Lenten Reflection Seven – Unpredictable Grace
The Myth of Control
We’re programmed to believe we can control the circumstances of our life. Often we can, to good effect. But then each of us will reach a point where our best plans and intentions fall apart. Such inevitable moments either shatter us or can transform us. Richard Rohr explains it this way:
We must stumble and fall, I am sorry to say. We must be out of the driver’s seat for a while, or we will never learn how to give up control to the Real Guide. It is the necessary pattern. Until we are led to the limits of our present game plan and find it to be insufficient, we will not search out or find our real Source.
Those are the times when grace is not a doctrine, but a lived experience.
Question: When has your life become more than you could plan for?
A Guest at the Table
For those of privilege and power, hospitality is far easier to offer than to receive. We remain in control through our resources and what we offer and we learn nothing of grace. When we are hosted by others in ways unexpected, present in our vulnerability, we are the recipients of unmerited favor. In the story of Abraham and Sarah, the drama comes when the tables are turned, and they are now hosted. The famous Orthodox icon of this scene by Rublev places the eucharistic cup at the center, with the presence of Trinitarian love welcoming the guests. A pilgrimage reveals hospitality as embodied grace, intersecting our lives in moments unpredicted, underserved, and life-giving. That’s how we walk.
Exercise: Write and share what you were taught, learned, or think about the idea of grace. Then reflect and share about those moments in life when you have experienced grace.
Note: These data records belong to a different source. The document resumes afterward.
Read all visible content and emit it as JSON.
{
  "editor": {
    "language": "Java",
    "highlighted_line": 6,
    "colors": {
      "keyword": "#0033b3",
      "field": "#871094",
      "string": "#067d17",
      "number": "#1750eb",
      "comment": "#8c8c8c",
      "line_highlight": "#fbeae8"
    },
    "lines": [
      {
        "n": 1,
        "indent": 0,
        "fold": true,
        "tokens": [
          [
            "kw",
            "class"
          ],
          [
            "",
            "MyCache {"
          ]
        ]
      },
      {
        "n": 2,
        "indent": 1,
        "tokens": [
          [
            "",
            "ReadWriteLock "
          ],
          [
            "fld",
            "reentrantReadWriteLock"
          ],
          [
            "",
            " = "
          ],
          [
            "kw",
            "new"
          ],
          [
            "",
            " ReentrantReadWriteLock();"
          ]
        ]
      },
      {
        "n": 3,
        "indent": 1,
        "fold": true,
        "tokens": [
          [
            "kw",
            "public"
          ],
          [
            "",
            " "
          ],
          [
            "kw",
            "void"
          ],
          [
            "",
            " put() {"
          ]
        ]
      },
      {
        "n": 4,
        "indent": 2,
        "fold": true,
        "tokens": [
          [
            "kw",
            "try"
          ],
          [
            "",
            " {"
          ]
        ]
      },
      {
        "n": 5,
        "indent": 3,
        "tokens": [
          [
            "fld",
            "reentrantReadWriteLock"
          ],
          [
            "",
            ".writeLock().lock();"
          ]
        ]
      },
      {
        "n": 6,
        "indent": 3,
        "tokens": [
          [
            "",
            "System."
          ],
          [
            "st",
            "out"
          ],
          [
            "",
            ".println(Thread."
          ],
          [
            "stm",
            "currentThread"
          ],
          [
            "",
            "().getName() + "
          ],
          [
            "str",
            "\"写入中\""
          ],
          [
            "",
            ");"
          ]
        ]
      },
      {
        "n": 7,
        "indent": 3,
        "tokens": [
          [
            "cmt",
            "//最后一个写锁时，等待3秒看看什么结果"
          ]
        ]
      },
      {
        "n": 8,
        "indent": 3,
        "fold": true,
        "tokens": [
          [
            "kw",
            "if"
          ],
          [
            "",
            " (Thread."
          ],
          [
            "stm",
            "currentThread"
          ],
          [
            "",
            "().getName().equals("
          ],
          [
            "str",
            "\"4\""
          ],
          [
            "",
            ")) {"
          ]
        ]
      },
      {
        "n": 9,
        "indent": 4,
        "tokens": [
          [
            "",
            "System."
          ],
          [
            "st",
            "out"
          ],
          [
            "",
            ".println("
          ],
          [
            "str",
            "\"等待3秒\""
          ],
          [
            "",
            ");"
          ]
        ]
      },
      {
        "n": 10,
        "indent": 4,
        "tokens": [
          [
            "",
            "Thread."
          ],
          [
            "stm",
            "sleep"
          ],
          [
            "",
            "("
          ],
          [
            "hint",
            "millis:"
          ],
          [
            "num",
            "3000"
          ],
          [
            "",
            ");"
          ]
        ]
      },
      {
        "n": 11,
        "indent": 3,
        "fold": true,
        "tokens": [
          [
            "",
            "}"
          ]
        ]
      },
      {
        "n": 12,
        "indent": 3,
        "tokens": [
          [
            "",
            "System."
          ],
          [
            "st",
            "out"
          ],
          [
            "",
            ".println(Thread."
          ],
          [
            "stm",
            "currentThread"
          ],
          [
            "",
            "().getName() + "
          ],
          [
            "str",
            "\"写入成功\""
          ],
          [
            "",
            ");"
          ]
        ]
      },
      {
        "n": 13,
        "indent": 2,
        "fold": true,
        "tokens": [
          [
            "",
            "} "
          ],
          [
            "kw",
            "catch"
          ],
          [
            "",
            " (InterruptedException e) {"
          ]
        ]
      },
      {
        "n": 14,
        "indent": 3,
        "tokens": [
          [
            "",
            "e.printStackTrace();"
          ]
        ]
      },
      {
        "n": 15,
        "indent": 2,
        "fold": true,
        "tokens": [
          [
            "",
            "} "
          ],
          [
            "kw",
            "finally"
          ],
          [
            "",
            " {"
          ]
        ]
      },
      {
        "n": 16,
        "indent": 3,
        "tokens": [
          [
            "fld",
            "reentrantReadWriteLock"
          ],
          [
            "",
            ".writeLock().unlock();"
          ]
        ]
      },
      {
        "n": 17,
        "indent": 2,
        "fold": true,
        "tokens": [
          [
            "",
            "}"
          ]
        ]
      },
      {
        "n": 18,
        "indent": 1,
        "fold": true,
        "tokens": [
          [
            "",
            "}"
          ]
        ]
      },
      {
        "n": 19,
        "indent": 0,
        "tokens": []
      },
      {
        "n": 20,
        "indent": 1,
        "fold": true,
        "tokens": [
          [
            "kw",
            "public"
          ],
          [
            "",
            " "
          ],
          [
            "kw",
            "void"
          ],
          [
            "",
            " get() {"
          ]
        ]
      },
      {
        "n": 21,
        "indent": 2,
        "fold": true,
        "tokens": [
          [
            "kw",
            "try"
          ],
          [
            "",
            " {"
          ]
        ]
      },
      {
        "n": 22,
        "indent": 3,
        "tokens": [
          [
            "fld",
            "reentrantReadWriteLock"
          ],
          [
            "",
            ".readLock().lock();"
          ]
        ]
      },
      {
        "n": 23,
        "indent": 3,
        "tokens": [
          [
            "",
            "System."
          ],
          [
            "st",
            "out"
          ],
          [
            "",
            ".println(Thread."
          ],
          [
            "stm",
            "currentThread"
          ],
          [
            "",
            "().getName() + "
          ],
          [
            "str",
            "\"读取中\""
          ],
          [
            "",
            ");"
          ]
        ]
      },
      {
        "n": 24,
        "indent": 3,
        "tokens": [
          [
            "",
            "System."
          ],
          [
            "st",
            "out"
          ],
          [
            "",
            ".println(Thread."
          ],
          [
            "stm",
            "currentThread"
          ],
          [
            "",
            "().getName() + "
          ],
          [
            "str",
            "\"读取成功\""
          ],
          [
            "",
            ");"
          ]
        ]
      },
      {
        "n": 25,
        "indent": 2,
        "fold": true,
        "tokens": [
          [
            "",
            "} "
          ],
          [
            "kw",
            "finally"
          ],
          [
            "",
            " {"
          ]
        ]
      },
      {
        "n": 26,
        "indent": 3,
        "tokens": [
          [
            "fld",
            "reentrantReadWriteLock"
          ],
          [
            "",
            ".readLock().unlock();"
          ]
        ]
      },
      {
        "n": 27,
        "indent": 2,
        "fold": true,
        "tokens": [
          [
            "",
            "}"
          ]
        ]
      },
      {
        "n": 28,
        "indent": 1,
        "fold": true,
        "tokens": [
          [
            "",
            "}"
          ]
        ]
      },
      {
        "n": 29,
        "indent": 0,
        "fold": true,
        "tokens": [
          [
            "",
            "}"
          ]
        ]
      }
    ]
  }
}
Is there a difference, and what have you learned?
Posted on April 11, 2022, in Worship. Bookmark the permalink. Comments Off on Lenten Reflection Seven – Unpredictable Grace.